# Activity
Check every line below for the word "FEDME" and show those that hold it.
__________________________________________________
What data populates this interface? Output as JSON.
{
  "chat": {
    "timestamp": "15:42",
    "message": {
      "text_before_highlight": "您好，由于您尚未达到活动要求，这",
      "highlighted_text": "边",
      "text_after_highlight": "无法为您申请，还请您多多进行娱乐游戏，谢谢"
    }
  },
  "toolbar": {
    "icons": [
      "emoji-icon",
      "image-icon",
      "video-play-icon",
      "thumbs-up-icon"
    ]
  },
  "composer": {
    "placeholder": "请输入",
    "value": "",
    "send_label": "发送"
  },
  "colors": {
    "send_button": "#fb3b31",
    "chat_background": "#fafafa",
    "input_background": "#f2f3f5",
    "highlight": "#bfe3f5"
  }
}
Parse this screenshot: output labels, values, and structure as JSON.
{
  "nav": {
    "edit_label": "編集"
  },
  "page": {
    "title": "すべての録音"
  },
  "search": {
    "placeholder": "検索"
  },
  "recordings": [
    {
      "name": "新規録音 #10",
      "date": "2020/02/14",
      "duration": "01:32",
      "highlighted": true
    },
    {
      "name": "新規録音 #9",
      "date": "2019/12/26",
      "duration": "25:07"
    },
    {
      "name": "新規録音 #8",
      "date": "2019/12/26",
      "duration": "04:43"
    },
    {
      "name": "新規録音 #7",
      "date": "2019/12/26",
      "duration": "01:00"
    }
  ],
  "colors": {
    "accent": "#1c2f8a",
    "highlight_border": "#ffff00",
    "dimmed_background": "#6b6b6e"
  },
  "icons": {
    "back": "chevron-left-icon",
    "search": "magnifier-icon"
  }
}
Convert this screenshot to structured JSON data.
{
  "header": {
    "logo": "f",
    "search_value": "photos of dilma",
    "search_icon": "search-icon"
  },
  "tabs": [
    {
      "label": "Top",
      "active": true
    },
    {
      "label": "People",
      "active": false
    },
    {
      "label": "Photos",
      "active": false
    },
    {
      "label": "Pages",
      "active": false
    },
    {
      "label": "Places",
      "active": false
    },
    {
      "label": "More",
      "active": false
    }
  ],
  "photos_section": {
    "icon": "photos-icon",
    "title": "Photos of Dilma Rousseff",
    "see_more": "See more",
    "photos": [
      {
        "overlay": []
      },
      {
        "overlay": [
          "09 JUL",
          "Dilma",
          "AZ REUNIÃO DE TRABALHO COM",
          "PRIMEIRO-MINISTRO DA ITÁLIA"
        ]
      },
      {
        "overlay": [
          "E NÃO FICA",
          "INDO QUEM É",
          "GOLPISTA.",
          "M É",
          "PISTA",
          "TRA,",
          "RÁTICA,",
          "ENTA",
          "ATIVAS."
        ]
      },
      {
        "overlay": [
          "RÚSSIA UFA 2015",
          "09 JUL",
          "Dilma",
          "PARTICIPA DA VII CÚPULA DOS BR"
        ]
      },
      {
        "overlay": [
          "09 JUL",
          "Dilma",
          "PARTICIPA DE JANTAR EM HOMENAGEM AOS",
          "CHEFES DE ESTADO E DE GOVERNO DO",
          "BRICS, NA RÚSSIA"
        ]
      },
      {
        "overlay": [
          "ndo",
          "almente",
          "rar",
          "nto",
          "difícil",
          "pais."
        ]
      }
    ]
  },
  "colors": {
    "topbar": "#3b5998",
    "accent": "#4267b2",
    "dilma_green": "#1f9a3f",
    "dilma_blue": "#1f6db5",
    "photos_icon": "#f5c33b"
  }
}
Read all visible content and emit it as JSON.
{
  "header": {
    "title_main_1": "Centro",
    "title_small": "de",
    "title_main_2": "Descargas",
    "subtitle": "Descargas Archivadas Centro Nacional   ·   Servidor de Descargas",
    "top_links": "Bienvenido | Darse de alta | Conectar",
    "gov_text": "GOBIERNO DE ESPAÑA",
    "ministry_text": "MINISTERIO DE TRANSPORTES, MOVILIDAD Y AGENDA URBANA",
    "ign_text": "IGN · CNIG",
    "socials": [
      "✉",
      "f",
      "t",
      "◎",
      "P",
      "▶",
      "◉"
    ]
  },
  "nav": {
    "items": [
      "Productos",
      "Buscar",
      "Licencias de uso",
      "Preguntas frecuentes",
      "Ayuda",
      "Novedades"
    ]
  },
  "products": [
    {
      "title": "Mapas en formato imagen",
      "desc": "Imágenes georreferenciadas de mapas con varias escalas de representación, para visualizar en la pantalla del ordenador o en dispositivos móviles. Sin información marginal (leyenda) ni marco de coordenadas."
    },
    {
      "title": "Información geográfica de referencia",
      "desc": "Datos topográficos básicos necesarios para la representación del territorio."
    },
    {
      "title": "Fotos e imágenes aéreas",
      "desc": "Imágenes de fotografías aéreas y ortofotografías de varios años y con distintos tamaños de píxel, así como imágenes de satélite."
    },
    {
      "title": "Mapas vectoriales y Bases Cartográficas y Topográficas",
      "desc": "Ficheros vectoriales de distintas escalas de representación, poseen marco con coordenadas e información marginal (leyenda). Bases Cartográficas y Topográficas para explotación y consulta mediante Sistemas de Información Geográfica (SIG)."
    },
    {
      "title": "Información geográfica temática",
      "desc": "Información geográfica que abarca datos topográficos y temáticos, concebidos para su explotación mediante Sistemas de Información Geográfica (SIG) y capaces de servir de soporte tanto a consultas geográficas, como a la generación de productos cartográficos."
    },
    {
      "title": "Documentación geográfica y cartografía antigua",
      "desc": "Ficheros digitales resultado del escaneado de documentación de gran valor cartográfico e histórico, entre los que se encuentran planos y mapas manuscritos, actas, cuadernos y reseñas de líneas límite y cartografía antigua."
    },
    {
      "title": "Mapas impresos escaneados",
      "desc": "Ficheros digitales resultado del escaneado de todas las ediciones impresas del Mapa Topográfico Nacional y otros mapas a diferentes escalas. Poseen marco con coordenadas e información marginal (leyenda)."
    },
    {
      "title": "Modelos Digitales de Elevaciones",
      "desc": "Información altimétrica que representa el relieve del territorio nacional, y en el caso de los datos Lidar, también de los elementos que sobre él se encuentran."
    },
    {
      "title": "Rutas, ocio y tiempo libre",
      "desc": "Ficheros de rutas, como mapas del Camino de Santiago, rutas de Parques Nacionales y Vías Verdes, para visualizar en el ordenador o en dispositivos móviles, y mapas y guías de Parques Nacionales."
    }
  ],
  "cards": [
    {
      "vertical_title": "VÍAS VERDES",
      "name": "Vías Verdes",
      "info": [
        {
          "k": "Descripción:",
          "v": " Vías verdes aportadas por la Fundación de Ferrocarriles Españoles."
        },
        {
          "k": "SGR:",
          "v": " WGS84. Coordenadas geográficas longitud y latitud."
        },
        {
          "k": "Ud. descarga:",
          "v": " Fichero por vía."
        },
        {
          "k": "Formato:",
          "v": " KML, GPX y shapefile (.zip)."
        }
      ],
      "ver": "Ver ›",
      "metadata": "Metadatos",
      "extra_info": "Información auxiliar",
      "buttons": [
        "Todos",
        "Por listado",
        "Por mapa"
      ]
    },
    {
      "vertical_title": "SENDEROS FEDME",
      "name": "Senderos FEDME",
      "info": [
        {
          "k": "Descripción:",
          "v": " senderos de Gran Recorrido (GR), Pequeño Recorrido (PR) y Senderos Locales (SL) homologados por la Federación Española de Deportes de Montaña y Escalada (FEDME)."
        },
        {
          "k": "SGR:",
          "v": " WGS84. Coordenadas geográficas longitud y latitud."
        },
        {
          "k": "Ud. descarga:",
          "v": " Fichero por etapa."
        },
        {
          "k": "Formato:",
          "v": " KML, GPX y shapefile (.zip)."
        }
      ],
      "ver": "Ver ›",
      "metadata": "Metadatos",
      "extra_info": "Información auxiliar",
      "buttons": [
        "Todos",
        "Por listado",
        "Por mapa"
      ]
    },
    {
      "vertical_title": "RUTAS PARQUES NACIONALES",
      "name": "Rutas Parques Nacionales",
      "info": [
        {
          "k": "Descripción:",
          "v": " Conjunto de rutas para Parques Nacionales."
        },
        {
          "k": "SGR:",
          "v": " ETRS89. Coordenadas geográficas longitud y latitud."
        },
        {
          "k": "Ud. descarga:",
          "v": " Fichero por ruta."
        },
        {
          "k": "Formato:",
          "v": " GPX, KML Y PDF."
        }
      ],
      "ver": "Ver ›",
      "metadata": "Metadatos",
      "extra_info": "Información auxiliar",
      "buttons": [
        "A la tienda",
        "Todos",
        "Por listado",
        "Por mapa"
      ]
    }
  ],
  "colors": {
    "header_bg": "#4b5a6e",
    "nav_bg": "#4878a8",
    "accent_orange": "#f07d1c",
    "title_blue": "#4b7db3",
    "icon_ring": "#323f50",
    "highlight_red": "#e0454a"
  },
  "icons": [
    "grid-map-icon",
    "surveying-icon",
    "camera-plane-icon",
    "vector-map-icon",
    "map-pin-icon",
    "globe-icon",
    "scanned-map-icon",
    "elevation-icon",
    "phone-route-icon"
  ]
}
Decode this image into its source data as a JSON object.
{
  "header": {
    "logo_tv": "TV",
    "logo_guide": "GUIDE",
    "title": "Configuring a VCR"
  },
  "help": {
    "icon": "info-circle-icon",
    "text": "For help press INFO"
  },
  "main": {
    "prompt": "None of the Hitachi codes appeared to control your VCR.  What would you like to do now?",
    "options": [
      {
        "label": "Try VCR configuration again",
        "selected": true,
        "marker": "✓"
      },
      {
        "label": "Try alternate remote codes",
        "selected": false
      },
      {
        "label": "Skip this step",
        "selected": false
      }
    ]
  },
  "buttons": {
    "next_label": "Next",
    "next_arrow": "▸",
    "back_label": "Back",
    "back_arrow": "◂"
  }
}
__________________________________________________
# Your response
      "vertical_title": "SENDEROS FEDME",
      "name": "Senderos FEDME",
          "v": " senderos de Gran Recorrido (GR), Pequeño Recorrido (PR) y Senderos Locales (SL) homologados por la Federación Española de Deportes de Montaña y Escalada (FEDME)."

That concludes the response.